Justices Thomas, Alito, and Gorsuch concurred in part and dissented in part. Justice Thomas stated that he would “grant the government’s applications for a stay in their entirety” and agreed “with the Court’s implicit conclusion that the Government has made a strong showing that it is likely to succeed on the merits—that is, that the judgments below will be reversed.” The Administration can therefore rely on at least three solid votes to overturn the injunctions in their entirety next fall.

If you would like to discuss the current status of the President’s Executive Order, and the implications of the Executive Order and the Court’s decision for your employees, your hiring plans, and your business, please contact Patrick W. McGovern, Esq., Partner in the Firm’s Immigration Law Practice at 973-535-7129 or at pmcgovern@nullgenovaburns.com.

Fourth and Ninth Circuits Sink Trump Travel Ban as Prelude to High Court Review

In the most recent judicial setbacks to President Trump’s Executive Order earlier this year suspending the U.S. entry of aliens from six Muslim-majority countries (Iran, Libya, Somalia, Sudan, Syria, and Yemen), reducing the number of refugees allowed entry in 2017 to 50,000, indefinitely and then temporarily barring the admission of Syrian refugees, and suspending the Refugee Admissions Program for 120 days, on May 25 the Fourth Circuit en banc enjoined nationally enforcement of the Executive Order. Although the Justice Department argued that the Order’s primary purpose is advancing national security, the court, with three of the 14 judges dissenting, remained unconvinced that the travel ban had “more to do with national security than it does with effectuating the President’s promised Muslim ban.” The Fourth Circuit found that the Order “speaks with vague words of national security, but in context drips with religious intolerance, animus, and discrimination.” The opinion referenced statements that President Trump made in 2016 while on the campaign trail, which the court found supported its finding that the Executive Order was religiously motivated and violated the Constitution’s Establishment Clause. However, the court vacated the lower court’s injunction to the extent it enjoined the President. International Refugee Assistance Project v. Trump.

On June 12 the Ninth Circuit in a per curiam decision by a three-judge panel, also upheld a lower court’s nationwide injunction against enforcement of the travel ban, but on the separate grounds that the Executive Order violated U.S. immigration law. The court stated that the revised travel ban “exceeded the scope of authority delegated to [the President] by Congress.” The panel held that by broadly prohibiting entry by all persons from the listed countries, the Executive Order is too broad and ignores important factors, such as the alien’s working arrangements, family matters and access to U.S. medical care. The Ninth Circuit did not address Establishment Clause issues, as the Fourth Circuit did. Instead, its major concern was that “the order does not provide a rationale explaining why permitting entry of nationals from the six designated countries under current protocols would be detrimental to the interests of the United States.” However, the court vacated the injunction against the President and against the Government’s conducting internal reviews of security risks posed by nationals of the listed countries and the refugee program. Hawaii v. Trump.

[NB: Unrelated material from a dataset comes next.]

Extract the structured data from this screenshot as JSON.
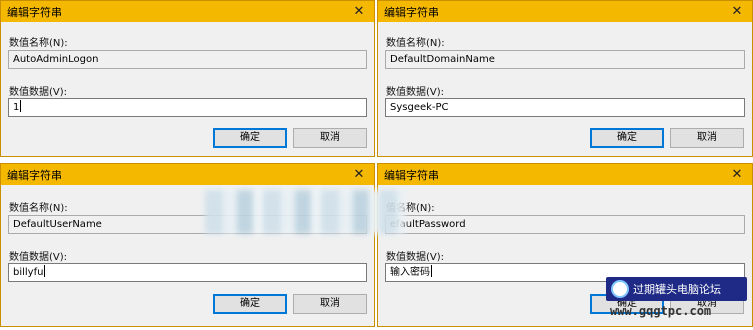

The Supreme Court must now decide whether to hear the Administration’s appeal from the Courts of Appeals decisions this term. Most recently, in view of the current non-enforcement of the travel ban, on June 14 the President revised the 90-day ban on travelers and the 120-day ban on refugees to ensure they do not expire in the interim and will take effect 72 hours if and after the Administration prevails in having the injunctions lifted.

If you would like to discuss the implications of the Executive Order and these court decisions for your employees, your hiring plans, and your business, please contact Patrick W. McGovern, Esq., Partner in the Firm’s Immigration Law Practice at 973-535-7129 or at pmcgovern@nulllgenovaburns.com.